WHAT YOU NEED TO DO
Could the listing be repeated exactly, with every picture dropped?

(DATA EXTRACTS)

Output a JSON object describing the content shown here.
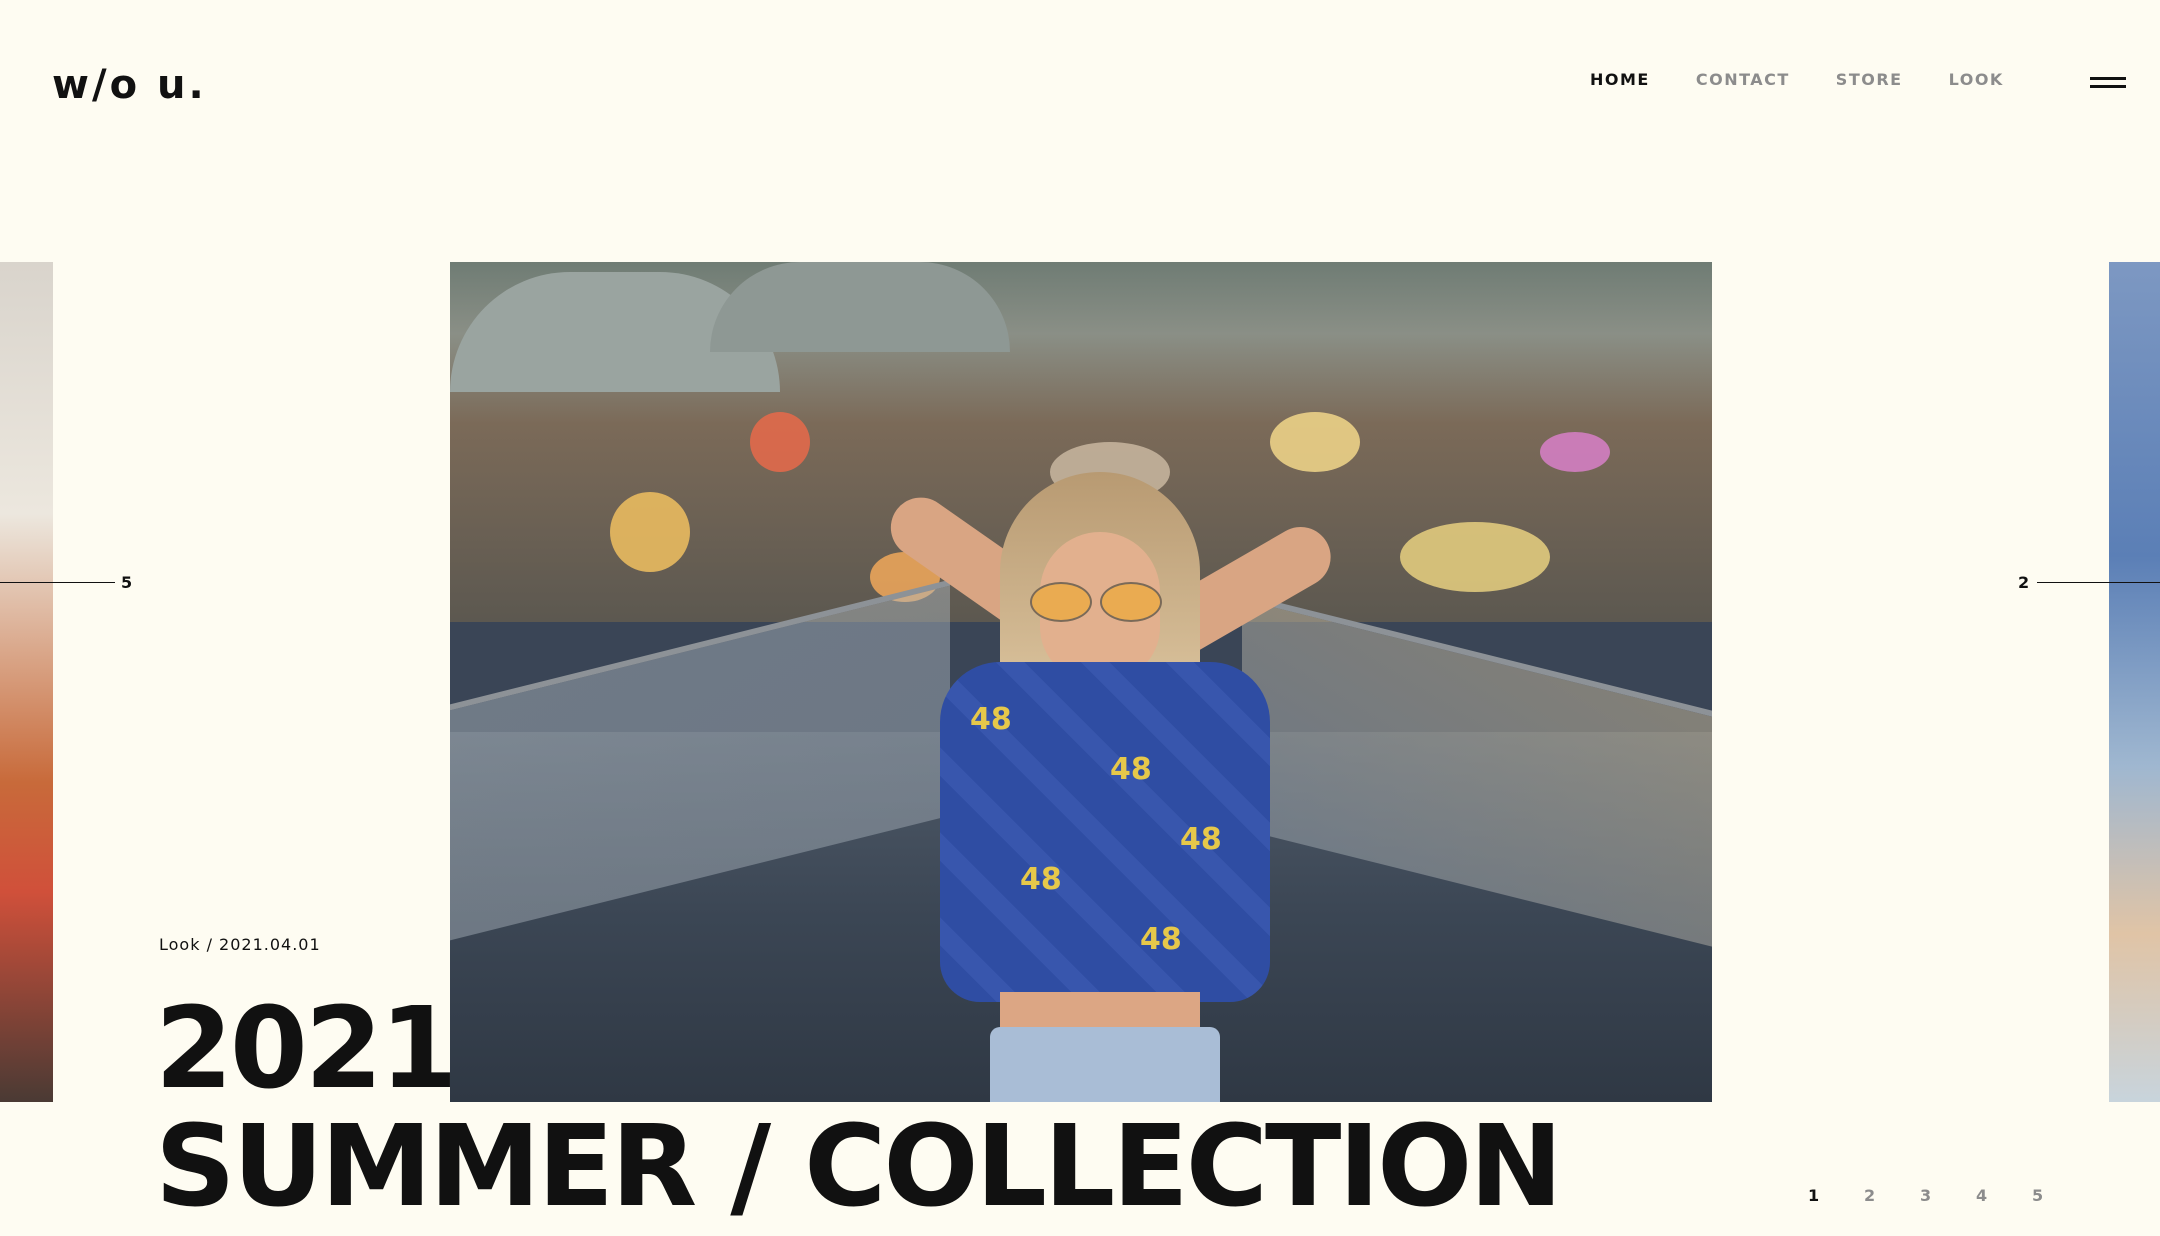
{
  "header": {
    "logo": "w/o u.",
    "nav": [
      "HOME",
      "CONTACT",
      "STORE",
      "LOOK"
    ],
    "active_nav": "HOME"
  },
  "slider": {
    "prev_index": "5",
    "next_index": "2",
    "shirt_number": "48"
  },
  "caption": {
    "meta": "Look / 2021.04.01",
    "title_line1": "2021",
    "title_line2": "SUMMER / COLLECTION"
  },
  "pagination": {
    "pages": [
      "1",
      "2",
      "3",
      "4",
      "5"
    ],
    "current": "1"
  },
  "colors": {
    "background": "#fefcf2",
    "text": "#111111",
    "nav_inactive": "#8c8c8c"
  }
}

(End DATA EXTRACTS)

SOLUTION TO THE PROBLEM
Output a JSON object describing the content shown here.
{
  "header": {
    "logo": "w/o u.",
    "nav": [
      "HOME",
      "CONTACT",
      "STORE",
      "LOOK"
    ],
    "active_nav": "HOME"
  },
  "slider": {
    "prev_index": "5",
    "next_index": "2",
    "shirt_number": "48"
  },
  "caption": {
    "meta": "Look / 2021.04.01",
    "title_line1": "2021",
    "title_line2": "SUMMER / COLLECTION"
  },
  "pagination": {
    "pages": [
      "1",
      "2",
      "3",
      "4",
      "5"
    ],
    "current": "1"
  },
  "colors": {
    "background": "#fefcf2",
    "text": "#111111",
    "nav_inactive": "#8c8c8c"
  }
}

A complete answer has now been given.